As a young trainee anthropologist, I left my bomb-ridden Mafia-run town, Youngstown, Ohio, to study an "exotic" group, the Paiute Indians of Nevada. This is 1964: I'll be "the expert" and they'll be "the subjects." The sedate Paiute elders have other ideas: they'll be the "parents." They set themselves two tasks: to help me get a good grade on my project so they won't be seen as Failed Indians, and to send me home quickly to my new bridegroom. They dismiss my research topic, and introduce me instead to their spirit creature, the outrageously mischievous rule-breaking trickster, Coyote.
Why do the Paiutes love Coyote? Why do Youngstown mill workers vote for Mafia candidates for municipal office? I begin to see that Tricksters help us understand how two very different groups, both oppressed, function in a hostile world.
Losing field notes, being suspected of murder, having to use a police car to do research, all that and more awaits me. Trickster goes behind the scenes to bring fieldwork and its participants to life. Would this happen today?
Well, times change, anthropology changes, but fieldwork doesn't - so welcome to Trickster.
You can read the first two chapters of Trickster, an anthropological memoir as a pdf document by clicking here.
You can purchase Trickster, an anthropological memoir by clicking here or going to any online bookseller.
(The painting on this page is by Marlin Thompson, Paiute Tribal Historian)

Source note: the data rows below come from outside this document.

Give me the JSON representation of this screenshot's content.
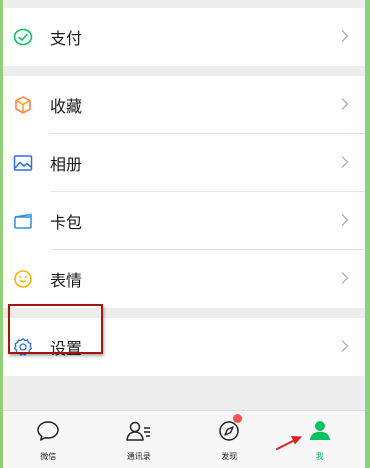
{
  "menu": {
    "pay": {
      "label": "支付",
      "icon": "pay-icon"
    },
    "favorites": {
      "label": "收藏",
      "icon": "favorites-cube-icon"
    },
    "album": {
      "label": "相册",
      "icon": "album-image-icon"
    },
    "cards": {
      "label": "卡包",
      "icon": "card-wallet-icon"
    },
    "stickers": {
      "label": "表情",
      "icon": "sticker-smile-icon"
    },
    "settings": {
      "label": "设置",
      "icon": "settings-gear-icon"
    }
  },
  "tabbar": {
    "tabs": [
      {
        "label": "微信",
        "icon": "chat-bubble-icon",
        "active": false
      },
      {
        "label": "通讯录",
        "icon": "contacts-icon",
        "active": false
      },
      {
        "label": "发现",
        "icon": "discover-compass-icon",
        "active": false,
        "badge": "red-dot"
      },
      {
        "label": "我",
        "icon": "me-person-icon",
        "active": true
      }
    ]
  },
  "colors": {
    "accent_green": "#07c160",
    "highlight_border": "#a31515",
    "annotation_arrow": "#e02020",
    "badge_red": "#fa5151"
  }
}
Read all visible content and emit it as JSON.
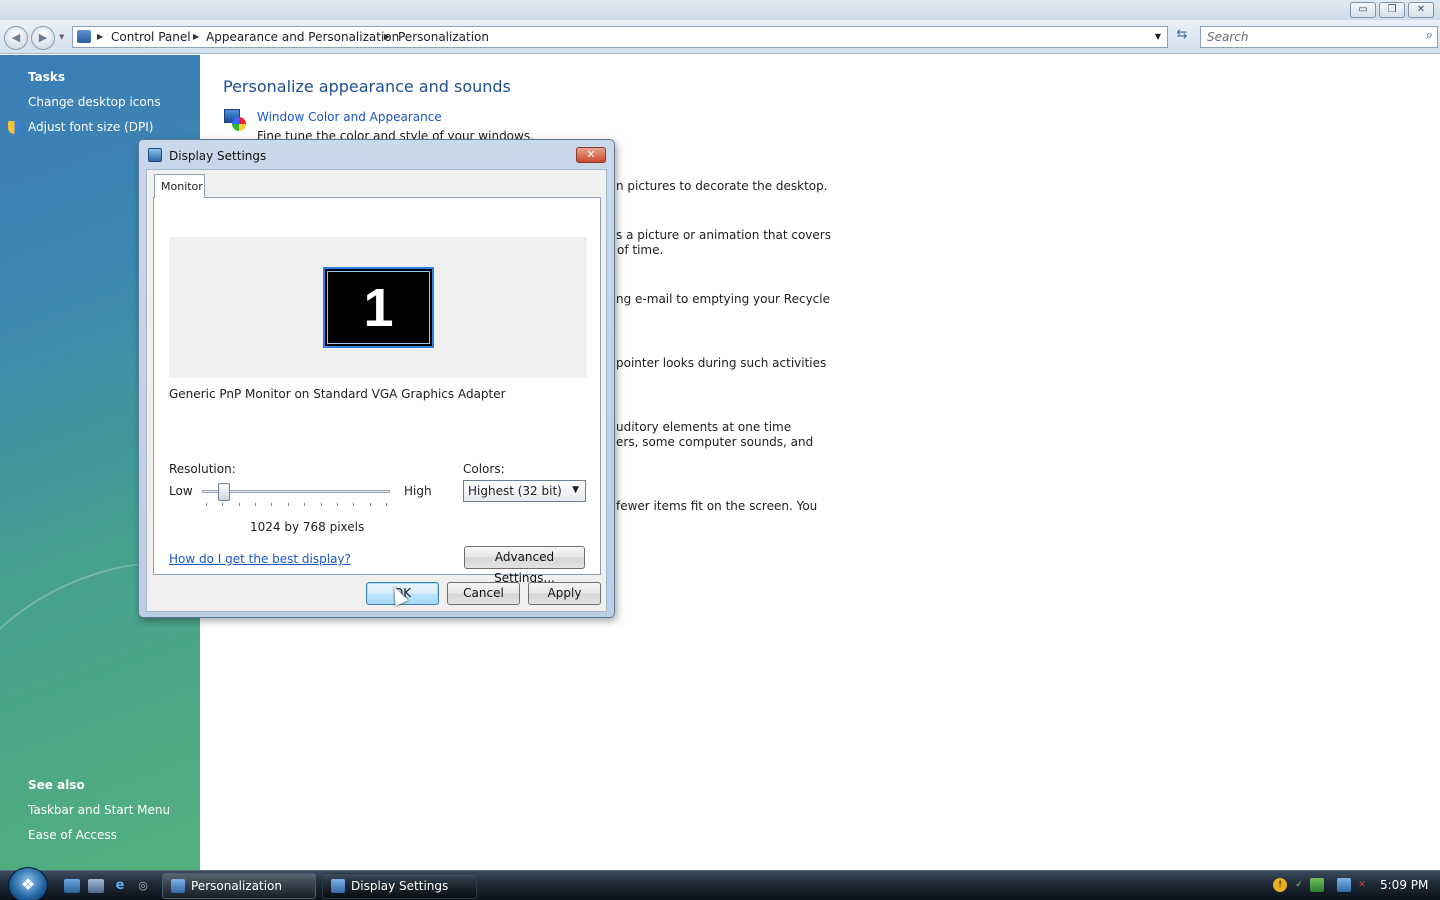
{
  "window": {
    "controls": {
      "minimize": "▭",
      "restore": "❐",
      "close": "✕"
    }
  },
  "nav": {
    "back_icon": "◀",
    "forward_icon": "▶",
    "breadcrumbs": [
      "Control Panel",
      "Appearance and Personalization",
      "Personalization"
    ],
    "search_placeholder": "Search"
  },
  "sidebar": {
    "tasks_heading": "Tasks",
    "tasks": [
      "Change desktop icons",
      "Adjust font size (DPI)"
    ],
    "see_also_heading": "See also",
    "see_also": [
      "Taskbar and Start Menu",
      "Ease of Access"
    ]
  },
  "content": {
    "title": "Personalize appearance and sounds",
    "first_item": {
      "link": "Window Color and Appearance",
      "desc": "Fine tune the color and style of your windows."
    },
    "visible_desc_fragments": [
      "n pictures to decorate the desktop.",
      "s a picture or animation that covers",
      "of time.",
      "ng e-mail to emptying your Recycle",
      "pointer looks during such activities",
      "uditory elements at one time",
      "ers, some computer sounds, and",
      "fewer items fit on the screen. You"
    ]
  },
  "dialog": {
    "title": "Display Settings",
    "close": "✕",
    "tab": "Monitor",
    "monitor_number": "1",
    "monitor_name": "Generic PnP Monitor on Standard VGA Graphics Adapter",
    "resolution_label": "Resolution:",
    "low": "Low",
    "high": "High",
    "resolution_value": "1024 by 768 pixels",
    "resolution_slider_fraction": 0.1,
    "colors_label": "Colors:",
    "colors_value": "Highest (32 bit)",
    "help_link": "How do I get the best display?",
    "advanced_button": "Advanced Settings...",
    "ok_button": "OK",
    "cancel_button": "Cancel",
    "apply_button": "Apply"
  },
  "taskbar": {
    "start_icon": "start-orb-icon",
    "tasks": [
      "Personalization",
      "Display Settings"
    ],
    "clock": "5:09 PM"
  },
  "colors": {
    "link_blue": "#1a56c4",
    "title_blue": "#1f4f92",
    "monitor_highlight": "#2f7ee0"
  }
}
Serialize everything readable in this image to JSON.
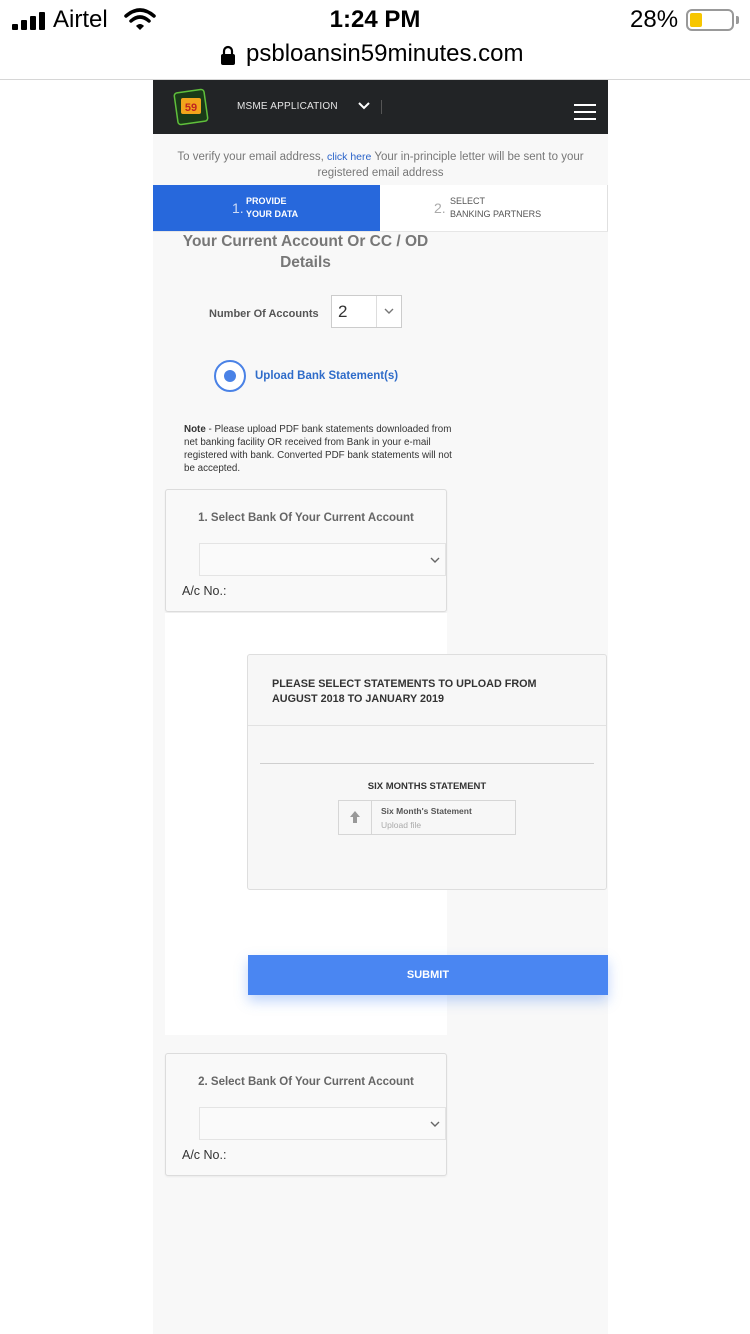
{
  "status_bar": {
    "carrier": "Airtel",
    "time": "1:24 PM",
    "battery_percent": "28%",
    "battery_level": 0.28
  },
  "browser": {
    "url": "psbloansin59minutes.com"
  },
  "navbar": {
    "logo_text": "59",
    "title": "MSME APPLICATION"
  },
  "verify": {
    "prefix": "To verify your email address,",
    "link": "click here",
    "suffix": "Your in-principle letter will be sent to your registered email address"
  },
  "steps": [
    {
      "number": "1.",
      "line1": "PROVIDE",
      "line2": "YOUR DATA",
      "active": true
    },
    {
      "number": "2.",
      "line1": "SELECT",
      "line2": "BANKING PARTNERS",
      "active": false
    }
  ],
  "section": {
    "title_line1": "Your Current Account Or CC / OD",
    "title_line2": "Details"
  },
  "accounts": {
    "label": "Number Of Accounts",
    "value": "2"
  },
  "upload_option": {
    "label": "Upload Bank Statement(s)",
    "selected": true
  },
  "note": {
    "label": "Note",
    "text": " - Please upload PDF bank statements downloaded from net banking facility OR received from Bank in your e-mail registered with bank. Converted PDF bank statements will not be accepted."
  },
  "bank_cards": [
    {
      "title": "1. Select Bank Of Your Current Account",
      "selected_bank": "",
      "acno_label": "A/c No.:"
    },
    {
      "title": "2. Select Bank Of Your Current Account",
      "selected_bank": "",
      "acno_label": "A/c No.:"
    }
  ],
  "upload_panel": {
    "heading": "PLEASE SELECT STATEMENTS TO UPLOAD FROM AUGUST 2018 TO JANUARY 2019",
    "subheading": "SIX MONTHS STATEMENT",
    "file_name": "Six Month's Statement",
    "file_hint": "Upload file"
  },
  "submit_label": "SUBMIT",
  "colors": {
    "primary": "#2768dc",
    "button": "#4a86f2",
    "navbar": "#222426",
    "link": "#2a63c9",
    "battery": "#f7c600"
  }
}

The image on the right is of Eileen Kane chatting with Michael D. Higgins TD, who was recently elected President of Ireland.